If you think electric and hydrogen powered commercial aircraft remain a dream, you haven’t been keeping up with the news. Several major airlines (United, Delta, Icelandair) made headlines recently with new investments, partnerships, and ongoing studies of electric and hydrogen-powered aircraft.
United Airlines and Icelandair signed separate agreements for next-generation aircraft and hydrogen, while the CEO of Delta Air Lines cemented the company’s interest in the development of electric vertical takeoff and landing (eVTOL) aircraft.
United confirmed a new investment in electric aircraft startup Heart Aerospace. United Airlines Ventures, along with Breakthrough Energy Ventures and Mesa Airlines made a joint investment of $35 million toward the development of Heart Aerospace’s 19-seater ES-19 aircraft. United and its regional subsidiary Mesa have conditionally agreed to purchase 200 of the ES-19 aircraft.
Sweden-based Heart Aerospace is developing the ES-19 as all-electric fly-by-wire regional turboprop aircraft with a range of up to 217 nm. Heart expects the aircraft to be ready to achieve type certification from European and U.S. civil aviation authorities by the third quart of 2026.
Icelandair will focus on hydrogen for its clean-energy efforts.

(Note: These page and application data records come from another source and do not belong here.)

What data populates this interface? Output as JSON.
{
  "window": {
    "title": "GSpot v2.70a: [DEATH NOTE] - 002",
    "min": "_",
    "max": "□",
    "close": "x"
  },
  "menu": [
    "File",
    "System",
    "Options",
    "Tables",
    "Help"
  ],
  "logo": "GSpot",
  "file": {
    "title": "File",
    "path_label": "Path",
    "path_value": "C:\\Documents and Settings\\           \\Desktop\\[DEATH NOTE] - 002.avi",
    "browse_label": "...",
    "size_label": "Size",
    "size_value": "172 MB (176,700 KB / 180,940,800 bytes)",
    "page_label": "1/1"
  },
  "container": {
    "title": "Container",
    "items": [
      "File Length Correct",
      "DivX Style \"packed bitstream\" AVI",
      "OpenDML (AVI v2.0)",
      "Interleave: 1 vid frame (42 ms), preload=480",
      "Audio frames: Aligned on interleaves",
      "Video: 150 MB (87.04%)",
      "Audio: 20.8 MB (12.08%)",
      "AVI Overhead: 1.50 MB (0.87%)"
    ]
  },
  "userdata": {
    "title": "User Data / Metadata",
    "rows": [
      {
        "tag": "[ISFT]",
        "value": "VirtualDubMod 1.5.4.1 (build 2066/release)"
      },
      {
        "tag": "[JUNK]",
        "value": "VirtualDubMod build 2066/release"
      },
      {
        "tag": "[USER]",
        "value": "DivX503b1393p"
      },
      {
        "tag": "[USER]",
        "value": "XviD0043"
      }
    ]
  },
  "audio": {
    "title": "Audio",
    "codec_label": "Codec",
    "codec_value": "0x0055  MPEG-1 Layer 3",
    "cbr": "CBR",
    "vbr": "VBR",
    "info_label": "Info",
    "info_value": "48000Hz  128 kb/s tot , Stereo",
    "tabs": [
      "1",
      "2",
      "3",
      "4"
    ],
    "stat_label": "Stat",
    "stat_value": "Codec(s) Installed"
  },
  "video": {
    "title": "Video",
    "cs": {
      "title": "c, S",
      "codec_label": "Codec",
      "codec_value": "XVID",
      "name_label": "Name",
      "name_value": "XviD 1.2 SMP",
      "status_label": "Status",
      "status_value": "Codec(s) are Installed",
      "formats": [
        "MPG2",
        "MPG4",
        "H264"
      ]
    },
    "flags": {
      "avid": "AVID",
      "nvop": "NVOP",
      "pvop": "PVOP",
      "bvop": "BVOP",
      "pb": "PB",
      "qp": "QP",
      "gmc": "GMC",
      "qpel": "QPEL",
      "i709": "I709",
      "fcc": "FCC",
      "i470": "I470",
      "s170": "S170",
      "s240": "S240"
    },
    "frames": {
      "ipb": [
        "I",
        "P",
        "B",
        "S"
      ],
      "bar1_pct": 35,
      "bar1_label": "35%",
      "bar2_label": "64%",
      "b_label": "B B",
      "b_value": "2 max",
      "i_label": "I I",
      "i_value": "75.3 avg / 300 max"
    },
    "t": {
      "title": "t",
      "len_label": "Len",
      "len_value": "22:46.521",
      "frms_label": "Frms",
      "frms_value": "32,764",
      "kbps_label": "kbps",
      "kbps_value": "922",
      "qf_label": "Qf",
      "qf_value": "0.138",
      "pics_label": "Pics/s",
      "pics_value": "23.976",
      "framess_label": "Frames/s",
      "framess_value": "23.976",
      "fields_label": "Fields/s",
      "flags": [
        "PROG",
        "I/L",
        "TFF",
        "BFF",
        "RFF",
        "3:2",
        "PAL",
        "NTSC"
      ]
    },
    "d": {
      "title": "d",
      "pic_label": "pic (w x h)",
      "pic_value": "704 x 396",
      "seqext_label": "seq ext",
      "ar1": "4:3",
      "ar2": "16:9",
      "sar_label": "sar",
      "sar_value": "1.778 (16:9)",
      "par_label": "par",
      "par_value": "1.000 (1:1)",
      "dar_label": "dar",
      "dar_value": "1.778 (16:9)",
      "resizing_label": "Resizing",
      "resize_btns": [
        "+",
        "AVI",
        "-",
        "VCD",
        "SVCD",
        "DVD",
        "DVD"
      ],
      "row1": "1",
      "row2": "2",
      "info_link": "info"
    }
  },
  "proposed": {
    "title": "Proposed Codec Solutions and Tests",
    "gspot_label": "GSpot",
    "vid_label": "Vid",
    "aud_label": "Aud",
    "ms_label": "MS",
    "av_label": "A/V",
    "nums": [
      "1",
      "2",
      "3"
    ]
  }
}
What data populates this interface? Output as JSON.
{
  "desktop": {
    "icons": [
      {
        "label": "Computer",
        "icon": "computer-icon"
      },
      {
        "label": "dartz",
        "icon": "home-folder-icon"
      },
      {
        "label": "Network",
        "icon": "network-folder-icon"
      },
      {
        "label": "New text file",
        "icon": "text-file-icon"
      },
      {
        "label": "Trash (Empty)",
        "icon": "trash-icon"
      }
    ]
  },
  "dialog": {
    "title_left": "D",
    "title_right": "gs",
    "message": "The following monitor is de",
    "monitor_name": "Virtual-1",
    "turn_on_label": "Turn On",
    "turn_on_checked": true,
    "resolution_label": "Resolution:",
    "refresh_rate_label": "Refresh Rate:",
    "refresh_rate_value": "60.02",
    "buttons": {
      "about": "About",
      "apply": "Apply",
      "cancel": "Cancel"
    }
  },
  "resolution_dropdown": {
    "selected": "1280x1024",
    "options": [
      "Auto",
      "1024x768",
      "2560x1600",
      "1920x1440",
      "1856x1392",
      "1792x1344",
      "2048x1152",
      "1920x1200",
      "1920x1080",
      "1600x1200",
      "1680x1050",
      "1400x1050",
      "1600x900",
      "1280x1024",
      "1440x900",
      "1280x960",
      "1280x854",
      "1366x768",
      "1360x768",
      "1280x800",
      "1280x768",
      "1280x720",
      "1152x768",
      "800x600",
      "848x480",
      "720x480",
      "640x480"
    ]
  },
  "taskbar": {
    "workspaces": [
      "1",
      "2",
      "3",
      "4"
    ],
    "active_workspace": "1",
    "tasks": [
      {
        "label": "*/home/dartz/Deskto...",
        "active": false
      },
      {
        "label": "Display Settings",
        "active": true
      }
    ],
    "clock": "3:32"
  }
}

It has signed a letter of intent with Universal Hydrogen, to “pursue the implementation of green hydrogen, a carbon-free aviation fuel, as a propellant for Icelandair’s domestic aircraft fleet.”
California-based Universal Hydrogen is developing an aftermarket hydrogen conversion kit for regional aircraft, as well as a fuel distribution system based on a unique modular hydrogen capsule technology.
Delta’s current fleet renewal strategy centers on the acquisition of 36 airliners—including 29 used Boeing 737-900ERs and seven used Airbus A350-900s—an eventual investment or partnership around electric-powered aircraft is something it’s considering.